Interface dataset entries:

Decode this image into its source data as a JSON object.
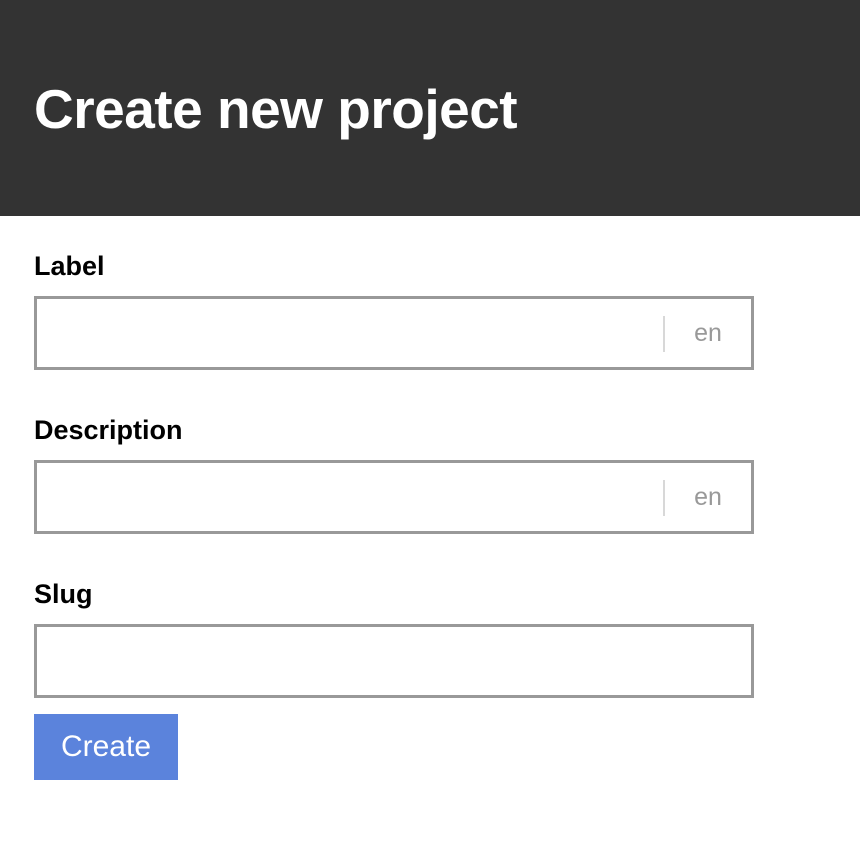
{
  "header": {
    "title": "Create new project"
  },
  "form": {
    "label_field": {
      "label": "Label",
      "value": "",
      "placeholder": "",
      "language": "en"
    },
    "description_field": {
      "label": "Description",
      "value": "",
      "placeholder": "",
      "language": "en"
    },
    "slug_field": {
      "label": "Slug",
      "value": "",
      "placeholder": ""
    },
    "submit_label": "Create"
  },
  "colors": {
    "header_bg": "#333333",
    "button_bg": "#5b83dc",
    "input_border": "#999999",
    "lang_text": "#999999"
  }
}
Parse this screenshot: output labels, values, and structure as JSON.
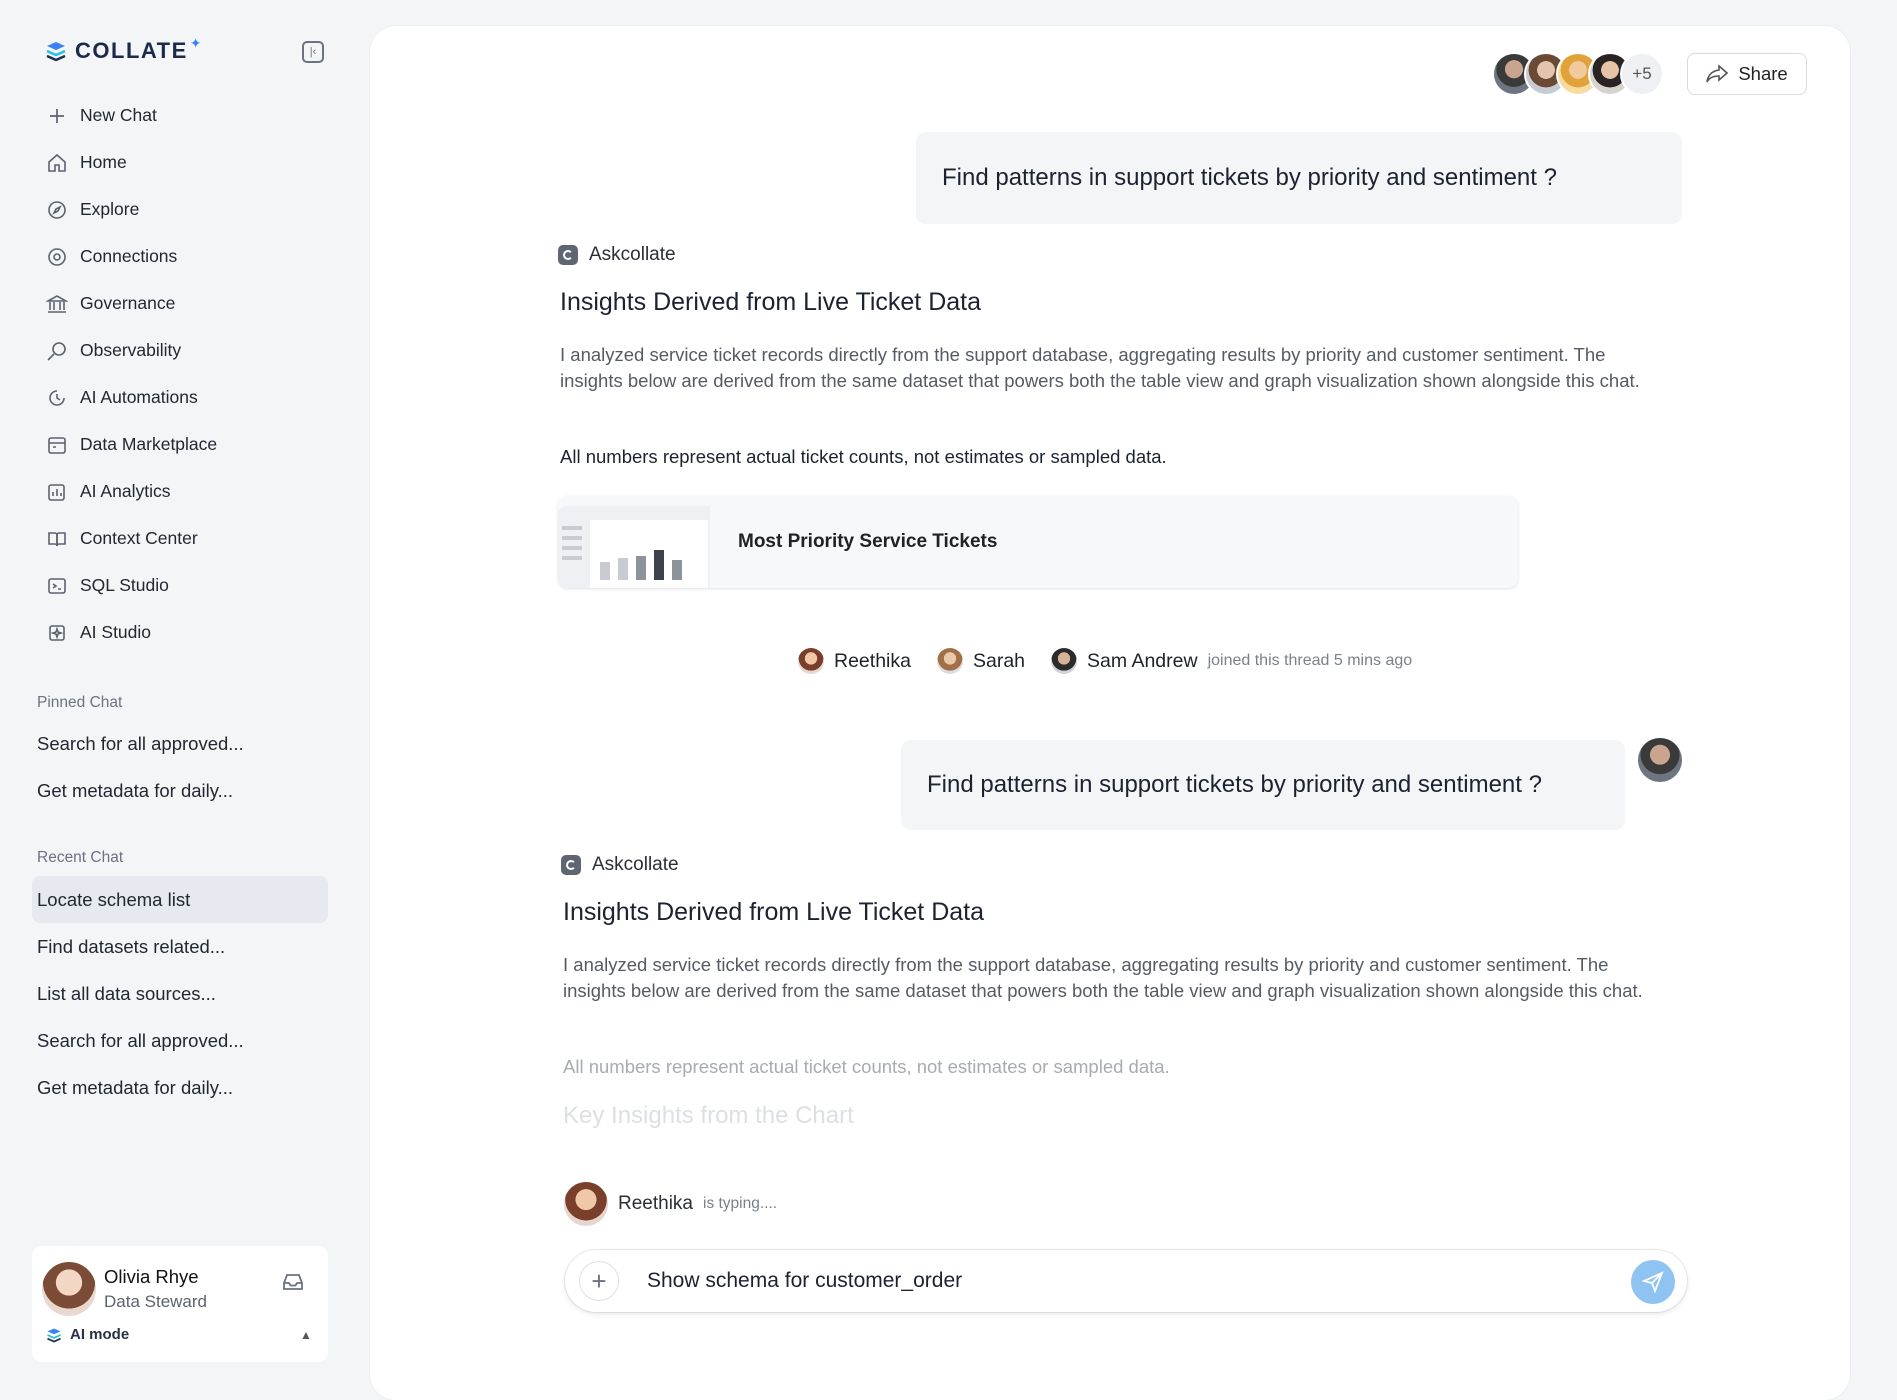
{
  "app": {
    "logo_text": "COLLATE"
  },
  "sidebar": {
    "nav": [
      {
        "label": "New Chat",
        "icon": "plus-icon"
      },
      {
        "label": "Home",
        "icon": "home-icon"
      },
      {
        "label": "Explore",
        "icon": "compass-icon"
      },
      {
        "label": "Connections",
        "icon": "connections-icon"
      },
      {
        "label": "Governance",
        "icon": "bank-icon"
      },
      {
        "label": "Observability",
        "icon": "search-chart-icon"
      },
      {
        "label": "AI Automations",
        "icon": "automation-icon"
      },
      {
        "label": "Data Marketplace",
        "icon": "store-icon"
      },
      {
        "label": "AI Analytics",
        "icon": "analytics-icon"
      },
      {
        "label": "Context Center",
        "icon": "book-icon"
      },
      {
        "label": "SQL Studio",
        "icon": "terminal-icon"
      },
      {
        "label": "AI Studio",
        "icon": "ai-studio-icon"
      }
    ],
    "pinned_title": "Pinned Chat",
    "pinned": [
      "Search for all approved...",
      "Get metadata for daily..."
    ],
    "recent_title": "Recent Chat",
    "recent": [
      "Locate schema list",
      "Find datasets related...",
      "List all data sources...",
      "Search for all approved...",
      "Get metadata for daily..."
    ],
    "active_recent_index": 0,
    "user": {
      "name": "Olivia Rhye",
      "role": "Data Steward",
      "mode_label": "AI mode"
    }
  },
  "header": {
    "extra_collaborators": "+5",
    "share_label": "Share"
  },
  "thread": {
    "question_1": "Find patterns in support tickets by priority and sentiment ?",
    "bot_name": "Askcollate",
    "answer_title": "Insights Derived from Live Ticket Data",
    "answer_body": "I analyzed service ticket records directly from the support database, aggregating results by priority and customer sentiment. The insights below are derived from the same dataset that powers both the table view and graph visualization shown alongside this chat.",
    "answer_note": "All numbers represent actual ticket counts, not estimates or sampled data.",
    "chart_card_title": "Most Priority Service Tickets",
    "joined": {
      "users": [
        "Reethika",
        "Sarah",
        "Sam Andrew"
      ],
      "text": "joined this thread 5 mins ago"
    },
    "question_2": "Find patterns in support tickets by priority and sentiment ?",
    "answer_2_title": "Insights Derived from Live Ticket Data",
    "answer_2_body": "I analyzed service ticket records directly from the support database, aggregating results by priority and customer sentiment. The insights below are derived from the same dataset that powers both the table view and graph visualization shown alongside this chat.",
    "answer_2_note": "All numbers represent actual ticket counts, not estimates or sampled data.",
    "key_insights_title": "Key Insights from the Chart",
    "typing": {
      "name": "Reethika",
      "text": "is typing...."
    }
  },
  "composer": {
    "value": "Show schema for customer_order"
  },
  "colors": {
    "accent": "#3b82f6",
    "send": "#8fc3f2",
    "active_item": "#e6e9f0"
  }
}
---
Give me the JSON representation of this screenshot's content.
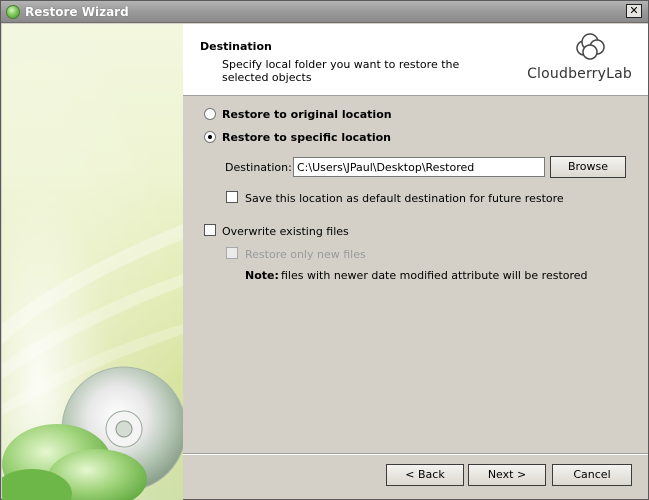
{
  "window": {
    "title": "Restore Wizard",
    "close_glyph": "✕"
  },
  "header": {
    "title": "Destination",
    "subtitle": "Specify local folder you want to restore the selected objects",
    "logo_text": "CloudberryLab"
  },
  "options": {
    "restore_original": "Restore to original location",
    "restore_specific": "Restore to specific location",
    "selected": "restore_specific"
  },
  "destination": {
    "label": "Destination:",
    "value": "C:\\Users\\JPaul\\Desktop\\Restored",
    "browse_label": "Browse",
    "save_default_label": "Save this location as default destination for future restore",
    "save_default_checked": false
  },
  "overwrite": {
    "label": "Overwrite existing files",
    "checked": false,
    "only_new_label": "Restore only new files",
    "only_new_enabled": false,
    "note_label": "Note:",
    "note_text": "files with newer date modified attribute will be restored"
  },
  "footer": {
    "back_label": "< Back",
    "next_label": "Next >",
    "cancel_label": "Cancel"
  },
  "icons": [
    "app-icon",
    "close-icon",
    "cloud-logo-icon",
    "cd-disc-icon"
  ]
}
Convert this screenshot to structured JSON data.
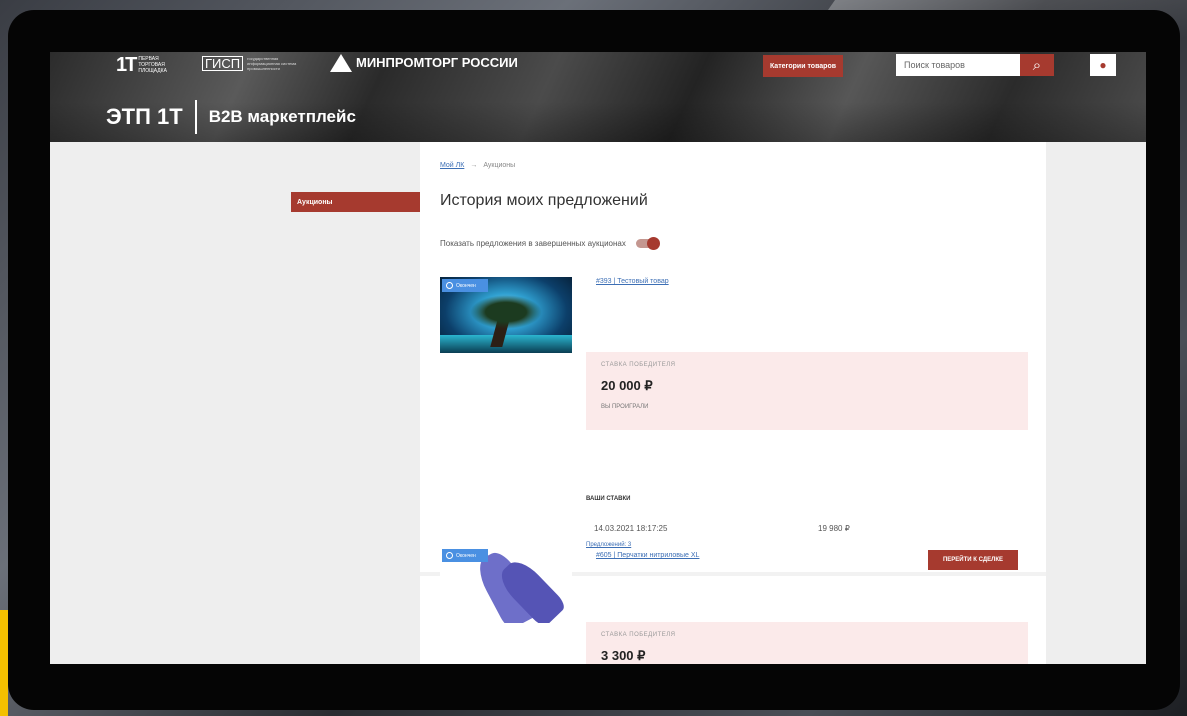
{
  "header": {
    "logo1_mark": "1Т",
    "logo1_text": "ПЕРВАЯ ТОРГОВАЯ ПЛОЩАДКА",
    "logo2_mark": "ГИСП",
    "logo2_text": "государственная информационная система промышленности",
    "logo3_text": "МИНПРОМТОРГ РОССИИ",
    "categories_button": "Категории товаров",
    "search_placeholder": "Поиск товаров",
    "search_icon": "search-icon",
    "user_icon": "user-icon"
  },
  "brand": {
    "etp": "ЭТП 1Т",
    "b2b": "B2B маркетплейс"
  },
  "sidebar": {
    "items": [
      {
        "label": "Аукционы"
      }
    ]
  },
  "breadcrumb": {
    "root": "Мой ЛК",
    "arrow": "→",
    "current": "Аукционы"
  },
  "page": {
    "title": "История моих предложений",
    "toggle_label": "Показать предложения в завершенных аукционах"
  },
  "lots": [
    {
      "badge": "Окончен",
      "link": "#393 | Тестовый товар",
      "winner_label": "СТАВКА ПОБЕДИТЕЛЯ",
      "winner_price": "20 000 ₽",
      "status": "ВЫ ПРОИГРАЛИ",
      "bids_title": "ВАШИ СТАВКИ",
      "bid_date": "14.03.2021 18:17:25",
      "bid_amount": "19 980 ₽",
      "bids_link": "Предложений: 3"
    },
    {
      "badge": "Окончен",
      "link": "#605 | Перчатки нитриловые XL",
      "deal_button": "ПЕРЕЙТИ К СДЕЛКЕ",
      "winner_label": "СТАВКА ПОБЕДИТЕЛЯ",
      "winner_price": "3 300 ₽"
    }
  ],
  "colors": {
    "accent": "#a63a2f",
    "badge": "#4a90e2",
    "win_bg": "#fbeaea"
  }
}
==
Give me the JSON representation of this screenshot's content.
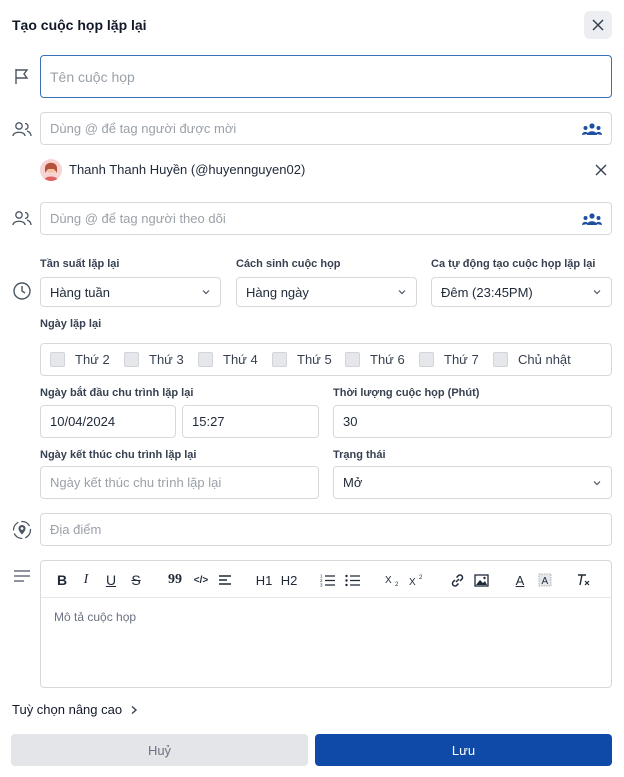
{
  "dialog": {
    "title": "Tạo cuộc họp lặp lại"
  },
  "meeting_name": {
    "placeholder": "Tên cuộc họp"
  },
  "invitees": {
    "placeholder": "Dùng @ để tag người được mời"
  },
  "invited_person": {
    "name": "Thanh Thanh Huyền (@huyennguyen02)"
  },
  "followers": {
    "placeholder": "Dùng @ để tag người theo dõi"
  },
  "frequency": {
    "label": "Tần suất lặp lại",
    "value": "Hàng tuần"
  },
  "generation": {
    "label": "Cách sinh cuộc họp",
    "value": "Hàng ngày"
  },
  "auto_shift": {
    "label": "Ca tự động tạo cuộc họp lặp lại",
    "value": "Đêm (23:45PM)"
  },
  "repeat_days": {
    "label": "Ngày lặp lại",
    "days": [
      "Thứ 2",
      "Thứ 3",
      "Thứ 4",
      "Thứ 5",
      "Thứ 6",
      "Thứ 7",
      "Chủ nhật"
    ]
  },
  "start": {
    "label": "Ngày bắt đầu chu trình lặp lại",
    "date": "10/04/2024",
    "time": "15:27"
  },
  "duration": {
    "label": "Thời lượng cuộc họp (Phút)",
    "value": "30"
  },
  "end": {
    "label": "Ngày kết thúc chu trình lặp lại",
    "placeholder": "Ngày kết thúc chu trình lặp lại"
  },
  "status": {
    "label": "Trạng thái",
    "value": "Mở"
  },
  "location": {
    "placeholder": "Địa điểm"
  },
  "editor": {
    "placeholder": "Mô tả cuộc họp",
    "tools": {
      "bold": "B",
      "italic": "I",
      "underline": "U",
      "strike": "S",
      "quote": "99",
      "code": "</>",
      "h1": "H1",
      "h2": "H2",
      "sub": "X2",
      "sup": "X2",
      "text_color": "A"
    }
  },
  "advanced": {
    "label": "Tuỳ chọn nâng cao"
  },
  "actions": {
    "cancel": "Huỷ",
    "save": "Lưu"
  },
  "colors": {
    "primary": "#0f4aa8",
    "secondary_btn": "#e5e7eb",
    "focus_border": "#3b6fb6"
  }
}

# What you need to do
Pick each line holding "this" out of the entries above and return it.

# Problem solution
Decode this image into its source data as a JSON object.
Parse this screenshot: output labels, values, and structure as JSON.
    "answer_body": "I analyzed service ticket records directly from the support database, aggregating results by priority and customer sentiment. The insights below are derived from the same dataset that powers both the table view and graph visualization shown alongside this chat.",
      "text": "joined this thread 5 mins ago"
    "answer_2_body": "I analyzed service ticket records directly from the support database, aggregating results by priority and customer sentiment. The insights below are derived from the same dataset that powers both the table view and graph visualization shown alongside this chat.",
Give me the JSON representation of this screenshot's content.
    "save_default_label": "Save this location as default destination for future restore",
Convert this screenshot to structured JSON data.
Give me the JSON representation of this screenshot's content.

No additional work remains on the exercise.